Only two of Ontario’s eight native turtle species are likely to be found here: midland painted turtles and common snapping turtles.
Headwaters wetlands are rich repositories of life but they don’t support very many turtle species. Only two of Ontario’s eight native turtle species are likely to be found here: midland painted turtles and common snapping turtles.
Blanding’s turtles and spotted turtles have been recorded in the past from Luther Marsh but, if they’re still there, their numbers are almost certainly very low.
No doubt the situation differed historically. Blanding’s turtles were undoubtedly more widespread in our hills. These lovely turtles, with high-domed shells and canary yellow throats, can live in all manner of wetlands. But they have an itinerant lifestyle that exposes them to the preeminent turtle “predator” of today – automobiles.
Spotted turtles may have been present in our hills beyond Luther Marsh too, but this species also dies on roads and is coveted by poachers. And since the cuteness factor of spotted turtles is off the charts, incidental collection by otherwise well-meaning people is also a threat.

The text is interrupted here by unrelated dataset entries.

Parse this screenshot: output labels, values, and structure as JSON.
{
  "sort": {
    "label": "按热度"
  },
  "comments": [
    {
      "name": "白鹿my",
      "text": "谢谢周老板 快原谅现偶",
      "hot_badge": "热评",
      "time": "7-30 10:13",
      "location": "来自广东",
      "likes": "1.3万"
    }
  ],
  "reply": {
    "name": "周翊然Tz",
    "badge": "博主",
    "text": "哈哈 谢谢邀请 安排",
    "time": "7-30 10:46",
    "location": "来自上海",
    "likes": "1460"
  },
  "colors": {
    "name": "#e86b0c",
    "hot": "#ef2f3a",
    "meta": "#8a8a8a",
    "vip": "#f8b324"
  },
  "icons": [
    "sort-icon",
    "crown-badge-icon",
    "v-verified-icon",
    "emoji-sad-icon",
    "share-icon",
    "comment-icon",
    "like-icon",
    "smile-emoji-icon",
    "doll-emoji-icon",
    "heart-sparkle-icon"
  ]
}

Another species we’ve likely lost is the wonderful wood turtle, a creature with a shell that appears sculpted from fine oak. Noted for their intelligence, wood turtles in Algonquin Park have been observed summoning earthworms to the surface by tapping their forelegs on the ground.
Wood turtles live in and near streams – even small streams, and we have plenty of those in the Headwaters. But they also wander widely, bringing them into contact with cars, tractors, and ATVs. And like spotted turtles, they are highly prized by poachers.

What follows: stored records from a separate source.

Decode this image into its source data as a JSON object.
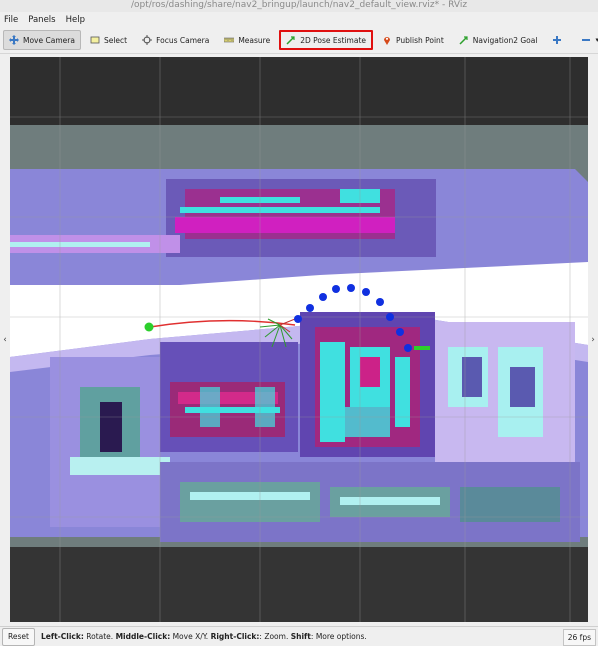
{
  "window": {
    "title": "/opt/ros/dashing/share/nav2_bringup/launch/nav2_default_view.rviz* - RViz"
  },
  "menu": {
    "file": "File",
    "panels": "Panels",
    "help": "Help"
  },
  "toolbar": {
    "move_camera": "Move Camera",
    "select": "Select",
    "focus_camera": "Focus Camera",
    "measure": "Measure",
    "pose_estimate": "2D Pose Estimate",
    "publish_point": "Publish Point",
    "nav_goal": "Navigation2 Goal"
  },
  "status": {
    "reset": "Reset",
    "left_click_key": "Left-Click:",
    "left_click_val": " Rotate. ",
    "middle_click_key": "Middle-Click:",
    "middle_click_val": " Move X/Y. ",
    "right_click_key": "Right-Click:",
    "right_click_val": ": Zoom. ",
    "shift_key": "Shift",
    "shift_val": ": More options.",
    "fps": "26 fps"
  },
  "colors": {
    "highlight_border": "#e01010",
    "path_dots": "#1030e0",
    "goal_marker": "#2ccf2c",
    "planned_path": "#e03030"
  }
}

Three species of Ontario turtles that likely never inhabited our hills include northern map, eastern musk and spiny softshell turtles. All need the well oxygenated water of large lakes and rivers to survive, habitat in short supply here.

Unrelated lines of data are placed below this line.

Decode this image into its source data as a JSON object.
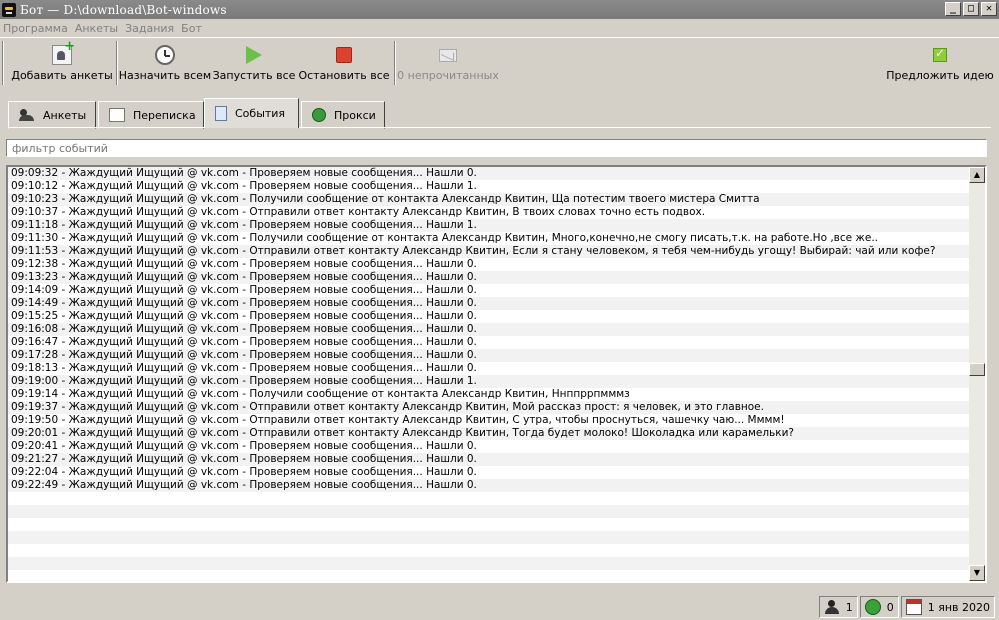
{
  "window": {
    "title": "Бот — D:\\download\\Bot-windows",
    "minimize": "_",
    "maximize": "□",
    "close": "✕"
  },
  "menu": [
    "Программа",
    "Анкеты",
    "Задания",
    "Бот"
  ],
  "toolbar": {
    "add_profiles": "Добавить анкеты",
    "assign_all": "Назначить всем",
    "start_all": "Запустить все",
    "stop_all": "Остановить все",
    "unread": "0 непрочитанных",
    "suggest_idea": "Предложить идею"
  },
  "tabs": [
    {
      "label": "Анкеты",
      "icon": "users-icon"
    },
    {
      "label": "Переписка",
      "icon": "chat-icon"
    },
    {
      "label": "События",
      "icon": "events-icon",
      "active": true
    },
    {
      "label": "Прокси",
      "icon": "proxy-icon"
    }
  ],
  "filter": {
    "placeholder": "фильтр событий"
  },
  "log": [
    "09:09:32 - Жаждущий Ищущий @ vk.com - Проверяем новые сообщения... Нашли 0.",
    "09:10:12 - Жаждущий Ищущий @ vk.com - Проверяем новые сообщения... Нашли 1.",
    "09:10:23 - Жаждущий Ищущий @ vk.com - Получили сообщение от контакта Александр Квитин, Ща потестим твоего мистера Смитта",
    "09:10:37 - Жаждущий Ищущий @ vk.com - Отправили ответ контакту Александр Квитин, В твоих словах точно есть подвох.",
    "09:11:18 - Жаждущий Ищущий @ vk.com - Проверяем новые сообщения... Нашли 1.",
    "09:11:30 - Жаждущий Ищущий @ vk.com - Получили сообщение от контакта Александр Квитин, Много,конечно,не смогу писать,т.к. на работе.Но ,все же..",
    "09:11:53 - Жаждущий Ищущий @ vk.com - Отправили ответ контакту Александр Квитин, Если я стану человеком, я тебя чем-нибудь угощу! Выбирай: чай или кофе?",
    "09:12:38 - Жаждущий Ищущий @ vk.com - Проверяем новые сообщения... Нашли 0.",
    "09:13:23 - Жаждущий Ищущий @ vk.com - Проверяем новые сообщения... Нашли 0.",
    "09:14:09 - Жаждущий Ищущий @ vk.com - Проверяем новые сообщения... Нашли 0.",
    "09:14:49 - Жаждущий Ищущий @ vk.com - Проверяем новые сообщения... Нашли 0.",
    "09:15:25 - Жаждущий Ищущий @ vk.com - Проверяем новые сообщения... Нашли 0.",
    "09:16:08 - Жаждущий Ищущий @ vk.com - Проверяем новые сообщения... Нашли 0.",
    "09:16:47 - Жаждущий Ищущий @ vk.com - Проверяем новые сообщения... Нашли 0.",
    "09:17:28 - Жаждущий Ищущий @ vk.com - Проверяем новые сообщения... Нашли 0.",
    "09:18:13 - Жаждущий Ищущий @ vk.com - Проверяем новые сообщения... Нашли 0.",
    "09:19:00 - Жаждущий Ищущий @ vk.com - Проверяем новые сообщения... Нашли 1.",
    "09:19:14 - Жаждущий Ищущий @ vk.com - Получили сообщение от контакта Александр Квитин, Ннппррпмммз",
    "09:19:37 - Жаждущий Ищущий @ vk.com - Отправили ответ контакту Александр Квитин, Мой рассказ прост: я человек, и это главное.",
    "09:19:50 - Жаждущий Ищущий @ vk.com - Отправили ответ контакту Александр Квитин, С утра, чтобы проснуться, чашечку чаю... Мммм!",
    "09:20:01 - Жаждущий Ищущий @ vk.com - Отправили ответ контакту Александр Квитин, Тогда будет молоко! Шоколадка или карамельки?",
    "09:20:41 - Жаждущий Ищущий @ vk.com - Проверяем новые сообщения... Нашли 0.",
    "09:21:27 - Жаждущий Ищущий @ vk.com - Проверяем новые сообщения... Нашли 0.",
    "09:22:04 - Жаждущий Ищущий @ vk.com - Проверяем новые сообщения... Нашли 0.",
    "09:22:49 - Жаждущий Ищущий @ vk.com - Проверяем новые сообщения... Нашли 0."
  ],
  "scrollbar": {
    "up": "▲",
    "down": "▼"
  },
  "status": {
    "users_count": "1",
    "proxy_count": "0",
    "date": "1 янв 2020"
  }
}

Should you find any species other than painted and snapping turtles in the Headwaters, consider yourself very lucky. And please share your discovery with the appropriate conservation authority.